• **What to do**: Every line of the entries below that mentions "Project" is to be copied out.

==== Supplied entries

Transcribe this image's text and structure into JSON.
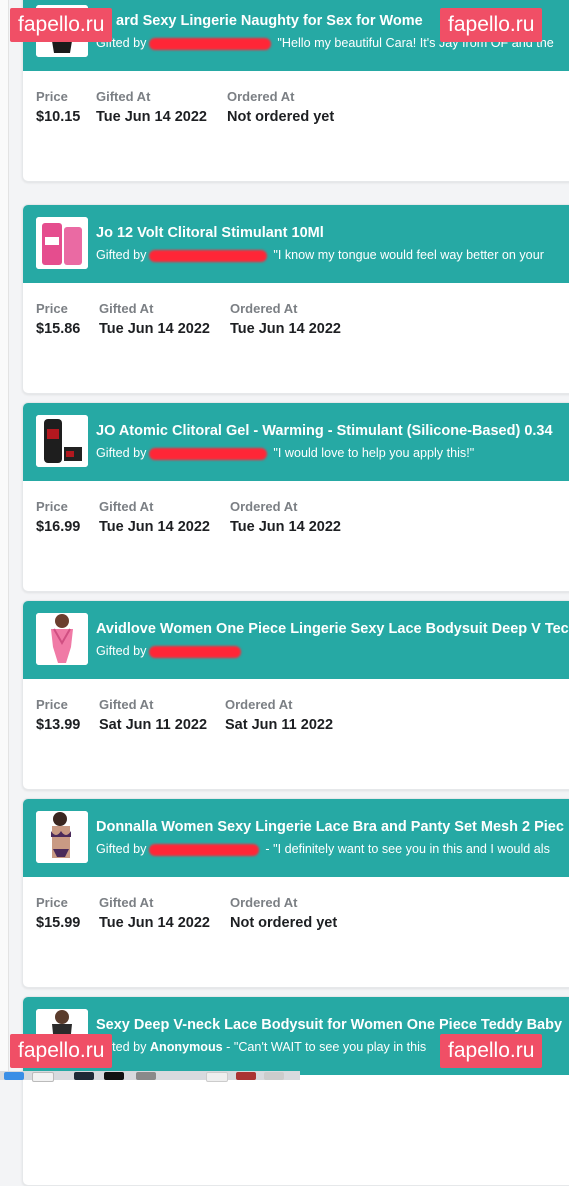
{
  "watermark": {
    "text": "fapello.ru"
  },
  "labels": {
    "price": "Price",
    "gifted_at": "Gifted At",
    "ordered_at": "Ordered At",
    "gifted_by": "Gifted by"
  },
  "colors": {
    "header": "#26a9a4",
    "redaction": "#ff2637",
    "watermark": "#f04f66"
  },
  "gifts": [
    {
      "title": "ard Sexy Lingerie Naughty for Sex for Wome",
      "message": "\"Hello my beautiful Cara! It's Jay from OF and the",
      "price": "$10.15",
      "gifted_at": "Tue Jun 14 2022",
      "ordered_at": "Not ordered yet"
    },
    {
      "title": "Jo 12 Volt Clitoral Stimulant 10Ml",
      "message": "\"I know my tongue would feel way better on your",
      "price": "$15.86",
      "gifted_at": "Tue Jun 14 2022",
      "ordered_at": "Tue Jun 14 2022"
    },
    {
      "title": "JO Atomic Clitoral Gel - Warming - Stimulant (Silicone-Based) 0.34",
      "message": "\"I would love to help you apply this!\"",
      "price": "$16.99",
      "gifted_at": "Tue Jun 14 2022",
      "ordered_at": "Tue Jun 14 2022"
    },
    {
      "title": "Avidlove Women One Piece Lingerie Sexy Lace Bodysuit Deep V Tec",
      "message": "",
      "price": "$13.99",
      "gifted_at": "Sat Jun 11 2022",
      "ordered_at": "Sat Jun 11 2022"
    },
    {
      "title": "Donnalla Women Sexy Lingerie Lace Bra and Panty Set Mesh 2 Piec",
      "message": "- \"I definitely want to see you in this and I would als",
      "price": "$15.99",
      "gifted_at": "Tue Jun 14 2022",
      "ordered_at": "Not ordered yet"
    },
    {
      "title": "Sexy Deep V-neck Lace Bodysuit for Women One Piece Teddy Baby",
      "gifted_by_name": "Anonymous",
      "message": "- \"Can't WAIT to see you play in this",
      "price": "",
      "gifted_at": "",
      "ordered_at": ""
    }
  ]
}
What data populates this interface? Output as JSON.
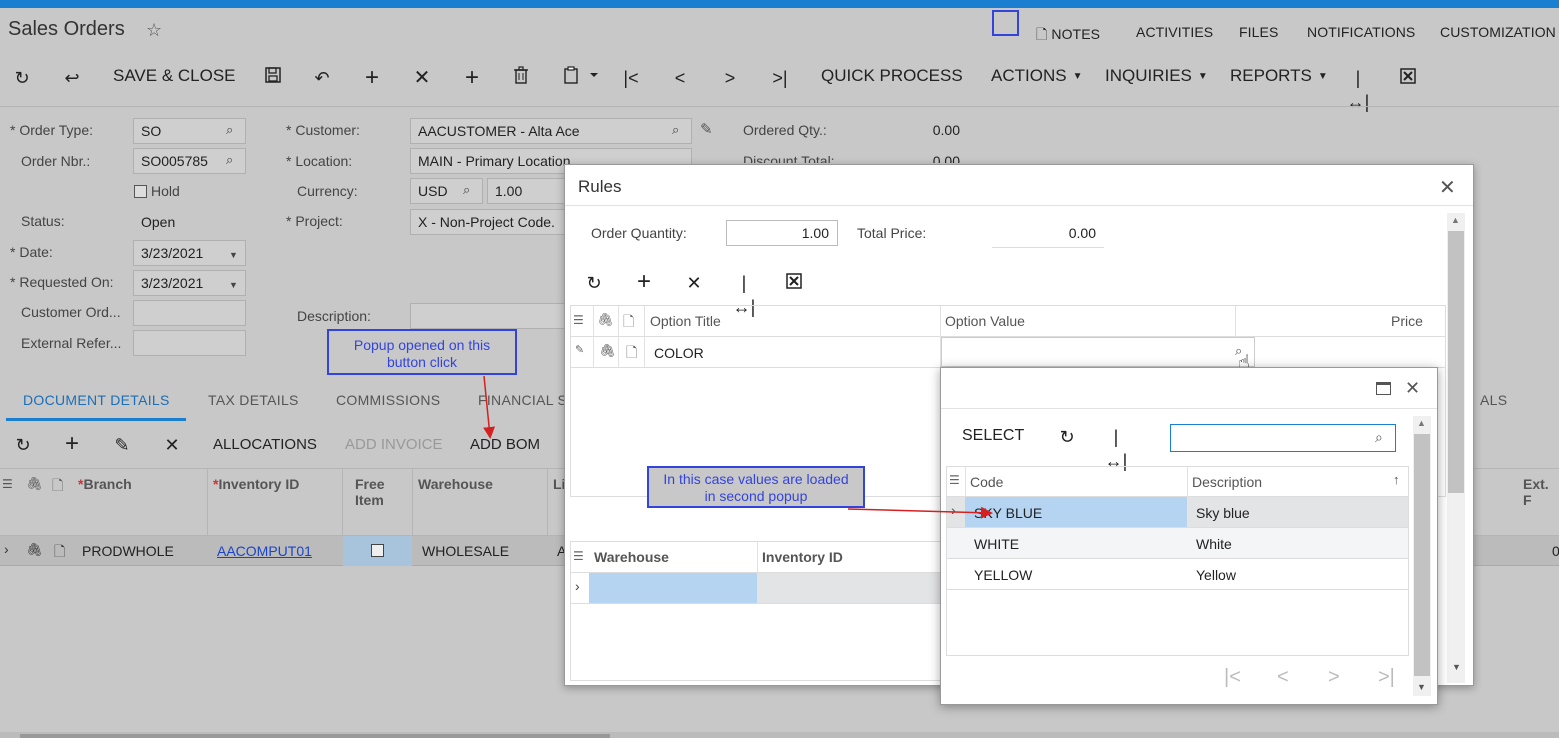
{
  "header": {
    "title": "Sales Orders",
    "links": [
      "NOTES",
      "ACTIVITIES",
      "FILES",
      "NOTIFICATIONS",
      "CUSTOMIZATION"
    ]
  },
  "toolbar": {
    "save_close": "SAVE & CLOSE",
    "quick_process": "QUICK PROCESS",
    "actions": "ACTIONS",
    "inquiries": "INQUIRIES",
    "reports": "REPORTS"
  },
  "form": {
    "order_type_label": "Order Type:",
    "order_type": "SO",
    "order_nbr_label": "Order Nbr.:",
    "order_nbr": "SO005785",
    "hold_label": "Hold",
    "status_label": "Status:",
    "status": "Open",
    "date_label": "Date:",
    "date": "3/23/2021",
    "requested_on_label": "Requested On:",
    "requested_on": "3/23/2021",
    "customer_ord_label": "Customer Ord...",
    "external_ref_label": "External Refer...",
    "customer_label": "Customer:",
    "customer": "AACUSTOMER - Alta Ace",
    "location_label": "Location:",
    "location": "MAIN - Primary Location",
    "currency_label": "Currency:",
    "currency": "USD",
    "currency_rate": "1.00",
    "project_label": "Project:",
    "project": "X - Non-Project Code.",
    "description_label": "Description:",
    "ordered_qty_label": "Ordered Qty.:",
    "ordered_qty": "0.00",
    "discount_total_label": "Discount Total:",
    "discount_total": "0.00"
  },
  "tabs": [
    "DOCUMENT DETAILS",
    "TAX DETAILS",
    "COMMISSIONS",
    "FINANCIAL S",
    "ALS"
  ],
  "grid_toolbar": {
    "allocations": "ALLOCATIONS",
    "add_invoice": "ADD INVOICE",
    "add_bom": "ADD BOM"
  },
  "grid": {
    "headers": {
      "branch": "Branch",
      "inventory_id": "Inventory ID",
      "free_item_1": "Free",
      "free_item_2": "Item",
      "warehouse": "Warehouse",
      "li": "Li",
      "ext": "Ext. F"
    },
    "row": {
      "branch": "PRODWHOLE",
      "inventory_id": "AACOMPUT01",
      "warehouse": "WHOLESALE",
      "li": "A",
      "ext": "0"
    }
  },
  "callouts": {
    "popup_opened_1": "Popup opened on this",
    "popup_opened_2": "button click",
    "second_popup_1": "In this case values are loaded",
    "second_popup_2": "in second popup"
  },
  "rules_dialog": {
    "title": "Rules",
    "order_qty_label": "Order Quantity:",
    "order_qty": "1.00",
    "total_price_label": "Total Price:",
    "total_price": "0.00",
    "headers": {
      "option_title": "Option Title",
      "option_value": "Option Value",
      "price": "Price"
    },
    "row": {
      "option_title": "COLOR"
    },
    "lower_headers": {
      "warehouse": "Warehouse",
      "inventory_id": "Inventory ID"
    }
  },
  "selector_popup": {
    "select": "SELECT",
    "search_value": "",
    "headers": {
      "code": "Code",
      "description": "Description"
    },
    "rows": [
      {
        "code": "SKY BLUE",
        "description": "Sky blue"
      },
      {
        "code": "WHITE",
        "description": "White"
      },
      {
        "code": "YELLOW",
        "description": "Yellow"
      }
    ]
  }
}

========

• **Solved exercise**:
    "project_label": "Project:",
    "project": "X - Non-Project Code.",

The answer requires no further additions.